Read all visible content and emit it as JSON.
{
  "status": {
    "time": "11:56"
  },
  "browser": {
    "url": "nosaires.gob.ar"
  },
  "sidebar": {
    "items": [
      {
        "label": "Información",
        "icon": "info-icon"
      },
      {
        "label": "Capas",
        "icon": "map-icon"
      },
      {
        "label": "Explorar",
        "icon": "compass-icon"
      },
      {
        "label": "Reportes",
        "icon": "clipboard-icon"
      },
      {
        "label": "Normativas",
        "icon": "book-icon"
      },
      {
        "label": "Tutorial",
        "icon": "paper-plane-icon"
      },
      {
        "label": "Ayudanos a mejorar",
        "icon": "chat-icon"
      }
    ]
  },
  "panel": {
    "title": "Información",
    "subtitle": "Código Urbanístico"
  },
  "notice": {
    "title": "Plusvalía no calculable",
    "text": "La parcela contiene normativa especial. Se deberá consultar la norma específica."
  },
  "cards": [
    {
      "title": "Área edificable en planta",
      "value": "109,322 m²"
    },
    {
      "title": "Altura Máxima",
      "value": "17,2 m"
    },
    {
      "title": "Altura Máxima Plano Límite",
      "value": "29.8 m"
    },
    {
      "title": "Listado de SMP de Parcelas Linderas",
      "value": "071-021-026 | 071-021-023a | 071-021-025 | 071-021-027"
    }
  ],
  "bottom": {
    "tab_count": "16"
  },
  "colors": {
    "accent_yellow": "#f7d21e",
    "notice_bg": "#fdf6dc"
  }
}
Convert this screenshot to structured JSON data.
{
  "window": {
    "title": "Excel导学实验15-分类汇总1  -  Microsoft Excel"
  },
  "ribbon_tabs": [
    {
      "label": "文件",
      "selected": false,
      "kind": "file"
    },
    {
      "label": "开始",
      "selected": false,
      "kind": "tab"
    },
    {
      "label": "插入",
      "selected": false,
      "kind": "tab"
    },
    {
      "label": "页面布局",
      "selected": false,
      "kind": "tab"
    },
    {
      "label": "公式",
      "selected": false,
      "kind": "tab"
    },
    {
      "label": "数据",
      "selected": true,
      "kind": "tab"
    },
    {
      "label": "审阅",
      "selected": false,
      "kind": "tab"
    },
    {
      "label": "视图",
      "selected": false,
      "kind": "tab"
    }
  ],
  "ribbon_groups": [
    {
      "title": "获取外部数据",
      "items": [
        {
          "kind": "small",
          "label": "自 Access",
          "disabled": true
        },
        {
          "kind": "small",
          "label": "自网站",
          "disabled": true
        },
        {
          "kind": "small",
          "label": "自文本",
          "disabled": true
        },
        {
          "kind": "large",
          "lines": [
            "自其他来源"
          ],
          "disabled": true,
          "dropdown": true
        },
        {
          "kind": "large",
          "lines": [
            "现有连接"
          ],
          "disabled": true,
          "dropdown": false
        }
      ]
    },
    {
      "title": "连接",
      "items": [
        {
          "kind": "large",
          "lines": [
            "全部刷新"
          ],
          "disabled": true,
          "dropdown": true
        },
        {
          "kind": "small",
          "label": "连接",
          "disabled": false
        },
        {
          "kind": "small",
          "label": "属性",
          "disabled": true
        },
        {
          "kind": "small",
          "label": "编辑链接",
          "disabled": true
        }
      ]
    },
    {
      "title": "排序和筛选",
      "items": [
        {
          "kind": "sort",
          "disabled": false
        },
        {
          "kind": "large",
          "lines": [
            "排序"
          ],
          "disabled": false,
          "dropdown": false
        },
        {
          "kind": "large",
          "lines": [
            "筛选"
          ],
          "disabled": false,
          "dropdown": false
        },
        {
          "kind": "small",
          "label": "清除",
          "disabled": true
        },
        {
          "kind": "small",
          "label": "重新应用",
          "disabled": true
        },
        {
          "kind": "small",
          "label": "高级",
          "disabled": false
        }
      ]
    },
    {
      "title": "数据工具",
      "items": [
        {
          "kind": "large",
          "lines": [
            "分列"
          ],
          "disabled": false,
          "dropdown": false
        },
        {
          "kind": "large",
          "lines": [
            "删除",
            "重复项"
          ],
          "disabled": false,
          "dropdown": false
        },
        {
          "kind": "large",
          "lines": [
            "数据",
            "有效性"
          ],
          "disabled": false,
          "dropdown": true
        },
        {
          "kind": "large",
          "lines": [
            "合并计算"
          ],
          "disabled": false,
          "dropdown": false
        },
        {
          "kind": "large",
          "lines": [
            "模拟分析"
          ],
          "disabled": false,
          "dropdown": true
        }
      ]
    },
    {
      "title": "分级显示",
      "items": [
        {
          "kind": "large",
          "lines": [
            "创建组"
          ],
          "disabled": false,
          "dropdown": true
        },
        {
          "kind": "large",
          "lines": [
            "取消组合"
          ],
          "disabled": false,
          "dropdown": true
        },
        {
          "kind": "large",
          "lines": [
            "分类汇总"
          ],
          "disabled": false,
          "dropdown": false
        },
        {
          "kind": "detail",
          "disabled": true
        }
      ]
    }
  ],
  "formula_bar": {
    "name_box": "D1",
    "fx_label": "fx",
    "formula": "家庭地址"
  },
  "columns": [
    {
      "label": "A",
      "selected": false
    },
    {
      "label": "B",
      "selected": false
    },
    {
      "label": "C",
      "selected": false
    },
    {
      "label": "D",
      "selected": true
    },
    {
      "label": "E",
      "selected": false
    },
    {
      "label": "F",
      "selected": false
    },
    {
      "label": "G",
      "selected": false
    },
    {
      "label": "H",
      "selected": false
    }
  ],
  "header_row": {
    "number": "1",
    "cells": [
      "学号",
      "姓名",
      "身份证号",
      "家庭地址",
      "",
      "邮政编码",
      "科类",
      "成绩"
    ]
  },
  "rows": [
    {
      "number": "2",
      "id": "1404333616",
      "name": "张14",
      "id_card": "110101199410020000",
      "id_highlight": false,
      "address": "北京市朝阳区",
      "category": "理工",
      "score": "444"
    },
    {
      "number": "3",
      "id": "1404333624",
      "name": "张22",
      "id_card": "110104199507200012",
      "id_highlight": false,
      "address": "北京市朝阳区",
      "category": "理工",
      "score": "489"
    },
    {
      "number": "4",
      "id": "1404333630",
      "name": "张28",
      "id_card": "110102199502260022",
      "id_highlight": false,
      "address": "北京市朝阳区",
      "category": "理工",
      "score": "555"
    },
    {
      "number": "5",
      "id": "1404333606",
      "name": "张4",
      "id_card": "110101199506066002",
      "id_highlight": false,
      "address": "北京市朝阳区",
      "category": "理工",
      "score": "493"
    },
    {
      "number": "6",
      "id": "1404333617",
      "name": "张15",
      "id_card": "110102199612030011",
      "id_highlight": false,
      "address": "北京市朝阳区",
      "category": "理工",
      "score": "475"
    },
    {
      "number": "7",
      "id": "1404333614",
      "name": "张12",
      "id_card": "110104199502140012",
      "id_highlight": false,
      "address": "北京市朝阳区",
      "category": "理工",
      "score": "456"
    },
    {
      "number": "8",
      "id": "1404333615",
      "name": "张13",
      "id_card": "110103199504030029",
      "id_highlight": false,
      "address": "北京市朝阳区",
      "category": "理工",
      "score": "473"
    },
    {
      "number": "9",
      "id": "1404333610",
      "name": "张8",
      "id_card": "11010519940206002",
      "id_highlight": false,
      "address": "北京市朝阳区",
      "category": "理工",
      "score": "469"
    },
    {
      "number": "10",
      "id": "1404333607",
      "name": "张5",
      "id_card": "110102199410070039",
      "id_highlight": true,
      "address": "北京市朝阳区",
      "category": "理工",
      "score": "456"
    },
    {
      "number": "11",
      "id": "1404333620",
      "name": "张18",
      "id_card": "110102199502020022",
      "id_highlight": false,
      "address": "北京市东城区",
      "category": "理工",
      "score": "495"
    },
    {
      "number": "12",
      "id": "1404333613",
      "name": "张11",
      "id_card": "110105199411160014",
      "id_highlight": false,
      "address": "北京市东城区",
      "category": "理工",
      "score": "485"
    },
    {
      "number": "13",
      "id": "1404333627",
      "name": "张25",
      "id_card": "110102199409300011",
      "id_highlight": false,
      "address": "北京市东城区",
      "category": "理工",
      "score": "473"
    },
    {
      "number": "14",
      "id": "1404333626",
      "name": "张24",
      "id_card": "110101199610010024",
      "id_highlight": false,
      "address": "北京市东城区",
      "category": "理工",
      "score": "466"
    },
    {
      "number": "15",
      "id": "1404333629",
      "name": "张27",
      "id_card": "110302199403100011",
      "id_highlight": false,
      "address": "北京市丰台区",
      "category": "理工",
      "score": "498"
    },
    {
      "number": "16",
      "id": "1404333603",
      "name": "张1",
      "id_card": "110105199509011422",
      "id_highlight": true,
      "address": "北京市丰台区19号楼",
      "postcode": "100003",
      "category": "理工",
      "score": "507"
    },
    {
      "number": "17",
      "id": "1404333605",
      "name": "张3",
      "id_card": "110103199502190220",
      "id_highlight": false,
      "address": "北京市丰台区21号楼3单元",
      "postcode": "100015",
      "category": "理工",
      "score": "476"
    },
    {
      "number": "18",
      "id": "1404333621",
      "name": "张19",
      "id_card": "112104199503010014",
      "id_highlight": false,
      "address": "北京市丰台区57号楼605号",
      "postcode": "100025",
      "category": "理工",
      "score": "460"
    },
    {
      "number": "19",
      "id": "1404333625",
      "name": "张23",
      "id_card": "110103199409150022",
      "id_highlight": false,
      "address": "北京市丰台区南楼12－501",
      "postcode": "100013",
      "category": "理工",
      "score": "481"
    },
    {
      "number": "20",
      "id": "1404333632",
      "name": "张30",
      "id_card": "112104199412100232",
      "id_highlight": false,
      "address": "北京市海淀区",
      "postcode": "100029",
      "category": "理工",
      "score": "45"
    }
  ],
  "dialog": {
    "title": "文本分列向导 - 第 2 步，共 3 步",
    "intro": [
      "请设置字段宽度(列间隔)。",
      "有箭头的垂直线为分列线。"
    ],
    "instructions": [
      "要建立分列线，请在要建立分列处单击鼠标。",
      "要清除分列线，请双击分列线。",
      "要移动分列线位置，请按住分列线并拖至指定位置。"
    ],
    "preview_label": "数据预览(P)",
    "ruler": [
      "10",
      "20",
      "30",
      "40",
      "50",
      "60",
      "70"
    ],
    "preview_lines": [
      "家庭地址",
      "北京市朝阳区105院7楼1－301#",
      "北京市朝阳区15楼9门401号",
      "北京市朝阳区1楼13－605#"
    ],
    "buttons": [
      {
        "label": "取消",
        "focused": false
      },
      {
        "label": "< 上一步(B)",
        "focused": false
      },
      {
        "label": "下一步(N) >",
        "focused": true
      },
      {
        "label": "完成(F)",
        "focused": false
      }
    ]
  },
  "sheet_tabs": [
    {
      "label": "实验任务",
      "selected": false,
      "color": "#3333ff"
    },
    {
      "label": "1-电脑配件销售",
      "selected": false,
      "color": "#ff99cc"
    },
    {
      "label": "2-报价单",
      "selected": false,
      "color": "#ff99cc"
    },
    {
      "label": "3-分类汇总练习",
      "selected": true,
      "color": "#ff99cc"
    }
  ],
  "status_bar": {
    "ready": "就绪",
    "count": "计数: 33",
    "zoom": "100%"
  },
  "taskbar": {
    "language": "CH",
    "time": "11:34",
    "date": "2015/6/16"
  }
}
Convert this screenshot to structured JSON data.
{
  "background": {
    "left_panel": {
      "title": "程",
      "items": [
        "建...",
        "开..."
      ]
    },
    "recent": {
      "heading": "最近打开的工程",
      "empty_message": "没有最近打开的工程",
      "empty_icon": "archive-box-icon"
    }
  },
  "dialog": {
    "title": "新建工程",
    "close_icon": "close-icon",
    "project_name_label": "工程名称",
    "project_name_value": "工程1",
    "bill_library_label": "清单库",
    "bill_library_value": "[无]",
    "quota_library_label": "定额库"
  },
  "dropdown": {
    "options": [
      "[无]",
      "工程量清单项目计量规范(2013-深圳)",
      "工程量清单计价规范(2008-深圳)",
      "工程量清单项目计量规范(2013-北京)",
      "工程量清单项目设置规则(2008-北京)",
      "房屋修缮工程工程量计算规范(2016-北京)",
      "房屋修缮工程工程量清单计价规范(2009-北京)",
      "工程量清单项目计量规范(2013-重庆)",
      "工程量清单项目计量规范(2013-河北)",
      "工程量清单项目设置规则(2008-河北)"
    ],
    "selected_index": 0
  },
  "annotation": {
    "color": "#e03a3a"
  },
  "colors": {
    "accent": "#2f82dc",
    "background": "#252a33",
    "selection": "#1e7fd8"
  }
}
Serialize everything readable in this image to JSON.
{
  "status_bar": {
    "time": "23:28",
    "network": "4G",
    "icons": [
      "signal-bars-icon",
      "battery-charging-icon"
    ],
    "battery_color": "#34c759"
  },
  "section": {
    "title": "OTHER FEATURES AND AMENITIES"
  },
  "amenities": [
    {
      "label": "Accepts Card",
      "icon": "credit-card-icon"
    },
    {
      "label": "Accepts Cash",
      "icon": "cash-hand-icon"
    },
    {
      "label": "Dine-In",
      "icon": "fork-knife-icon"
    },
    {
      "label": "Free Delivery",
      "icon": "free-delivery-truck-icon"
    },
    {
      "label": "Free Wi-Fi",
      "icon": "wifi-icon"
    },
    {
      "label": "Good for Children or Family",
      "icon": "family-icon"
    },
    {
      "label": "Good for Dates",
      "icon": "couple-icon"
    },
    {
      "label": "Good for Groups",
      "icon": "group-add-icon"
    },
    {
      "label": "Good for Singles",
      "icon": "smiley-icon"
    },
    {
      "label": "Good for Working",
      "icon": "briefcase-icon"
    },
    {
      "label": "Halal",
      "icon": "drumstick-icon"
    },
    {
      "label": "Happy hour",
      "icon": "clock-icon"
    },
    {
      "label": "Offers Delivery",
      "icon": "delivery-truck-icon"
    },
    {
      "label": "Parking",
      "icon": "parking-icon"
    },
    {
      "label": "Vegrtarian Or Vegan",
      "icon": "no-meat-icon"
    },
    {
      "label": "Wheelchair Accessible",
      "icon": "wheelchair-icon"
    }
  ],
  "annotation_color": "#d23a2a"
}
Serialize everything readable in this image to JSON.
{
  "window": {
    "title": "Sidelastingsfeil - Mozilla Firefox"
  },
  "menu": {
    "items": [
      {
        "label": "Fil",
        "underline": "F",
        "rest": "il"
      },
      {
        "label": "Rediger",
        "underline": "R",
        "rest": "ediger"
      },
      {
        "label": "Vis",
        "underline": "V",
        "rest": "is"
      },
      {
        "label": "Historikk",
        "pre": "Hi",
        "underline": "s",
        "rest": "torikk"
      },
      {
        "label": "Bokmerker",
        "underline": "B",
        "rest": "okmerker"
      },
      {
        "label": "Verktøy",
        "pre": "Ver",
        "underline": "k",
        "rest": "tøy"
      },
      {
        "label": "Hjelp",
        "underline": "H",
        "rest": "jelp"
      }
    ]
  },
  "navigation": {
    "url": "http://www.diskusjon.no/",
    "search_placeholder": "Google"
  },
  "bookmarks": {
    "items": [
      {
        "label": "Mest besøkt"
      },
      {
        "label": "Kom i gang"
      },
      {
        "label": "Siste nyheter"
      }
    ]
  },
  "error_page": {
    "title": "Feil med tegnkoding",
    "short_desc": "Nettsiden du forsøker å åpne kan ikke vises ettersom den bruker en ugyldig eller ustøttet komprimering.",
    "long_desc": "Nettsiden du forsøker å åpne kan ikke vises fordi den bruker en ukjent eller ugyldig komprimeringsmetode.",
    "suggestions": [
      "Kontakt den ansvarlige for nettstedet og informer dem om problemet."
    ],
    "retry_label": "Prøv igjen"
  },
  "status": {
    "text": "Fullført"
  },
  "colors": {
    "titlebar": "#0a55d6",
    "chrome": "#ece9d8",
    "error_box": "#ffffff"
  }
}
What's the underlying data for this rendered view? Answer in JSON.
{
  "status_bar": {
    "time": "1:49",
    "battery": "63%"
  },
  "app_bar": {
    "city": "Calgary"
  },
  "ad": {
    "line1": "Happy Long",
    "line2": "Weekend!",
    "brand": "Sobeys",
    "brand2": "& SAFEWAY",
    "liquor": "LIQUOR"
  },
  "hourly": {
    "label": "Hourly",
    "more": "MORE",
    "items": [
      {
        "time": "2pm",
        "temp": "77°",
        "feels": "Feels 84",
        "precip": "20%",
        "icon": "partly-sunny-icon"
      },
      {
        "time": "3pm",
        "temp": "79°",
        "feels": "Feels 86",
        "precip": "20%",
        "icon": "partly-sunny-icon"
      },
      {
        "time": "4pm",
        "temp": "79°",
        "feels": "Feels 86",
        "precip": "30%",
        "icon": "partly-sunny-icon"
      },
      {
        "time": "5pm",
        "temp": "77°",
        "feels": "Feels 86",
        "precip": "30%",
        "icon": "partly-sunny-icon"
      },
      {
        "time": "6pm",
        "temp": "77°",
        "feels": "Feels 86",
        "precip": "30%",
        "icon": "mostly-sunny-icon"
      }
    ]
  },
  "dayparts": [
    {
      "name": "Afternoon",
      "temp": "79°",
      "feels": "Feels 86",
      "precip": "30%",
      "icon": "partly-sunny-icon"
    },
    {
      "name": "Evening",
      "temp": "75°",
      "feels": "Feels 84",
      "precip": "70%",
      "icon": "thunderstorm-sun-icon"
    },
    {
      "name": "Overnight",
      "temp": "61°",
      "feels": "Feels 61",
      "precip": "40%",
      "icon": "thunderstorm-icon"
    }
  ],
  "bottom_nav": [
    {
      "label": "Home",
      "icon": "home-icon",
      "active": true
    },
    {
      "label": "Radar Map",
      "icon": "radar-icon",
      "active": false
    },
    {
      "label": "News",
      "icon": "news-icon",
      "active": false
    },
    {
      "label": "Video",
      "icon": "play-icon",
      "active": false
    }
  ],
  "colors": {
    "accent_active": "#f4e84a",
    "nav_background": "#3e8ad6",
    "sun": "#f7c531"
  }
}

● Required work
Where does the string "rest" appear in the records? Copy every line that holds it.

● Answer to this task
        "rest": "il"
        "rest": "ediger"
        "rest": "is"
        "rest": "torikk"
        "rest": "okmerker"
        "rest": "tøy"
        "rest": "jelp"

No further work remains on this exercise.